**REQUIRED ACTION**
Where does the string "window" appear? Copy every line of the entries below that holds it.

**EXTRACTED ENTRIES**
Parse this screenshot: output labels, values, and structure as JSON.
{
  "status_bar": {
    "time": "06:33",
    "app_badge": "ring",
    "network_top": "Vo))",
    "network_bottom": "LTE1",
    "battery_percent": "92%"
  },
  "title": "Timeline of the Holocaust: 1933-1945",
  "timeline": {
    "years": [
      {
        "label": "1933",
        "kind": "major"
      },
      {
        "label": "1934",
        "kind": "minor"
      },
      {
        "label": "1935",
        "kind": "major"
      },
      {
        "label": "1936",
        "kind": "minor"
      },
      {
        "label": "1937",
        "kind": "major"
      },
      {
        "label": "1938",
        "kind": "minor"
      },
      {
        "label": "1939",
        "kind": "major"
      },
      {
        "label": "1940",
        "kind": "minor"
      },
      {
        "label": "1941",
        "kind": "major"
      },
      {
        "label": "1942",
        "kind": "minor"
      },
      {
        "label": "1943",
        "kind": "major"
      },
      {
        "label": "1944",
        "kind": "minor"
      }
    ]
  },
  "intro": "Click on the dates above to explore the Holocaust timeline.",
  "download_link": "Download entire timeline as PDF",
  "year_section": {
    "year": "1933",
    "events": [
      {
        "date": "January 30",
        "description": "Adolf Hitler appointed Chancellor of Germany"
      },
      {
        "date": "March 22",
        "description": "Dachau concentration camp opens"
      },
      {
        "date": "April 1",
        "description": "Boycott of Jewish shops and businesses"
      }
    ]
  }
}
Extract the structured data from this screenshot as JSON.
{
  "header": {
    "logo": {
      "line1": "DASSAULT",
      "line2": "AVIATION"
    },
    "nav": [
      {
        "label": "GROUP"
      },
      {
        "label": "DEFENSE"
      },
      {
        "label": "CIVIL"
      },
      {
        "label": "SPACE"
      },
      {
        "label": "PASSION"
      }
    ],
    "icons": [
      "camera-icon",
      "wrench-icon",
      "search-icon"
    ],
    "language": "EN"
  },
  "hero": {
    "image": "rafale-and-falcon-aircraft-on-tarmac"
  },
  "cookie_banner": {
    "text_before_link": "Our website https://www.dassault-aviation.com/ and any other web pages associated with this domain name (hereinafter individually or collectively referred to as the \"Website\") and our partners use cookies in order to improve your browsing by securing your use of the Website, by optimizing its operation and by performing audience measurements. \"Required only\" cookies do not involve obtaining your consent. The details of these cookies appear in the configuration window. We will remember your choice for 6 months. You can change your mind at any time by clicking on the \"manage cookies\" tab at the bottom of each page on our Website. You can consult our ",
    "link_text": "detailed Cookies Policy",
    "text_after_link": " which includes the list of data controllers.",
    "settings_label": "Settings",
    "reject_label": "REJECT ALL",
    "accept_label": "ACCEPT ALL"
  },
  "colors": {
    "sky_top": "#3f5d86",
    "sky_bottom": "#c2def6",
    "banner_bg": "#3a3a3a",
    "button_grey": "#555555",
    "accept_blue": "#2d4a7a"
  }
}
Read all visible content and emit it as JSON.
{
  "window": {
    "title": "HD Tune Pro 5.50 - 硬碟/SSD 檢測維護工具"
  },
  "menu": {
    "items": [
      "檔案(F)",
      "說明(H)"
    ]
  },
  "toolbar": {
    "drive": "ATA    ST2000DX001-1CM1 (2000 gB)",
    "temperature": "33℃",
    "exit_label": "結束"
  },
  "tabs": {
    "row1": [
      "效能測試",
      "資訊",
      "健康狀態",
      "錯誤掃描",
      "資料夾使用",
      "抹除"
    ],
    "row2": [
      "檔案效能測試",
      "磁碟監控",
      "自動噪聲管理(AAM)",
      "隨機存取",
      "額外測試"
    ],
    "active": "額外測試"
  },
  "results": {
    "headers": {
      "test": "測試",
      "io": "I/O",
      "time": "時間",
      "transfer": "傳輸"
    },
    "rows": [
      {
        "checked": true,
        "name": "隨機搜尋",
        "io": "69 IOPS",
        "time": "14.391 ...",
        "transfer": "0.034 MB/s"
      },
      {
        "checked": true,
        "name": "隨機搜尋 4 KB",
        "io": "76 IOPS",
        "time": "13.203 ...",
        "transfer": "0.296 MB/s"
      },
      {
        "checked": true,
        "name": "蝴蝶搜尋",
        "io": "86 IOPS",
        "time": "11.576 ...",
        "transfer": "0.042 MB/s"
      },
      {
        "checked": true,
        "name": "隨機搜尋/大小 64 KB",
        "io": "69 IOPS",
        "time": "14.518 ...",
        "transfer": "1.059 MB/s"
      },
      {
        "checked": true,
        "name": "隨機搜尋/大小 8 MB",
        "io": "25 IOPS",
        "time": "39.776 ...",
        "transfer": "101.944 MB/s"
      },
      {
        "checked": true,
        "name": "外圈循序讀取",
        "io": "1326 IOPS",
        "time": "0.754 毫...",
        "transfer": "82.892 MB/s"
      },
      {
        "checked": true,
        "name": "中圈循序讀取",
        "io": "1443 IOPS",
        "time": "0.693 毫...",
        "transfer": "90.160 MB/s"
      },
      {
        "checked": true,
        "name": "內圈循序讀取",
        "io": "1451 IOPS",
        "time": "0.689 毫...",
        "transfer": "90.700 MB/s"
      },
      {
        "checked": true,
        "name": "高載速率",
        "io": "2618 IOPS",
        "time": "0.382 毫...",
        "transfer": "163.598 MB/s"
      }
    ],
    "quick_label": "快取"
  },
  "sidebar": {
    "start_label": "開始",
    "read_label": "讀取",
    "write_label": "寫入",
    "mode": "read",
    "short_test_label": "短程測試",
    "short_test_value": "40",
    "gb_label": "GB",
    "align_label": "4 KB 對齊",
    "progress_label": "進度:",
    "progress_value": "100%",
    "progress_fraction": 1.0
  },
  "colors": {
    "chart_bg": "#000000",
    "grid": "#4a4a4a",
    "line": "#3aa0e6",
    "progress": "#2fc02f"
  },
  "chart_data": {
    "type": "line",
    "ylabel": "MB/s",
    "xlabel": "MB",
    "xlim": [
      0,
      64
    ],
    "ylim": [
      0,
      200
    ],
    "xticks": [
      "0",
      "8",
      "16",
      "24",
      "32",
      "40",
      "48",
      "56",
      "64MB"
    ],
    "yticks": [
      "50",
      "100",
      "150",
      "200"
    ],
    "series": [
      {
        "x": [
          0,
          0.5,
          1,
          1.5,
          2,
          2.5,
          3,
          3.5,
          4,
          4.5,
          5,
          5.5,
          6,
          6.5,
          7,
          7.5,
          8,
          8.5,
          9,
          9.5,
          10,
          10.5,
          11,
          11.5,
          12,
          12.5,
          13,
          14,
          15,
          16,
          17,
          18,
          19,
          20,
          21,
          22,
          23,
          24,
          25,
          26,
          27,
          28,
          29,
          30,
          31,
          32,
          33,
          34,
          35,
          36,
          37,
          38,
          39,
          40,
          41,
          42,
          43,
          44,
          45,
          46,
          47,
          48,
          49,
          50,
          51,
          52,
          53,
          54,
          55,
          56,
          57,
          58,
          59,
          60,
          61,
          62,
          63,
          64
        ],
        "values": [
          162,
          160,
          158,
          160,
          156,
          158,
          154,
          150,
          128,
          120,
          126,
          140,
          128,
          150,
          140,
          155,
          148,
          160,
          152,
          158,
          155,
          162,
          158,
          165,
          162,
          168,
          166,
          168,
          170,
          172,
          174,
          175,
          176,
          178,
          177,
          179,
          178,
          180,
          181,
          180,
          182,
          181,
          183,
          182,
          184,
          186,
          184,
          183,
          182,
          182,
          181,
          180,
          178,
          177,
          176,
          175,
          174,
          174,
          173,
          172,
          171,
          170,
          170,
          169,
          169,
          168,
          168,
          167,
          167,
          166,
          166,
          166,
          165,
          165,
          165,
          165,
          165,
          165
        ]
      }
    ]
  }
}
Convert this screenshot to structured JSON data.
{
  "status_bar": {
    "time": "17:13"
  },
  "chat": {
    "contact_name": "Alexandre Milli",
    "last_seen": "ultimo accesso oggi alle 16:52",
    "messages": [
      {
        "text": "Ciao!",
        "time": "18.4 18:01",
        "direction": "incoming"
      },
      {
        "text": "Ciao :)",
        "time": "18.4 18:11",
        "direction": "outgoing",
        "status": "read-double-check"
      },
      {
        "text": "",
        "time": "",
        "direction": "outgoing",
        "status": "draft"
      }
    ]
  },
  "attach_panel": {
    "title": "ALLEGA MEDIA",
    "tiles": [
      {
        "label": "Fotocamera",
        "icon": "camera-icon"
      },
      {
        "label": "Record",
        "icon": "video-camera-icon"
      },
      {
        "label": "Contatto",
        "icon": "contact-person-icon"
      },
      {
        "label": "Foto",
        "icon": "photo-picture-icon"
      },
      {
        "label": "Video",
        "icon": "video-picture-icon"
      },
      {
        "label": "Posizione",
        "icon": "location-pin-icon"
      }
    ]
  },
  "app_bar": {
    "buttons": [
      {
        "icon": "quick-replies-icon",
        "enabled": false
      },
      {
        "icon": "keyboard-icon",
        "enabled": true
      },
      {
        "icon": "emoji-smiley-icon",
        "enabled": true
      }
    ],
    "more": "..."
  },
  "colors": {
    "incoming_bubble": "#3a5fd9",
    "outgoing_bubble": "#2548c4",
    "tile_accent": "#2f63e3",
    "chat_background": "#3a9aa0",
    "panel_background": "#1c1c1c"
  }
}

**ANSWER TO THE EXERCISE**
    "text_before_link": "Our website https://www.dassault-aviation.com/ and any other web pages associated with this domain name (hereinafter individually or collectively referred to as the \"Website\") and our partners use cookies in order to improve your browsing by securing your use of the Website, by optimizing its operation and by performing audience measurements. \"Required only\" cookies do not involve obtaining your consent. The details of these cookies appear in the configuration window. We will remember your choice for 6 months. You can change your mind at any time by clicking on the \"manage cookies\" tab at the bottom of each page on our Website. You can consult our ",
  "window": {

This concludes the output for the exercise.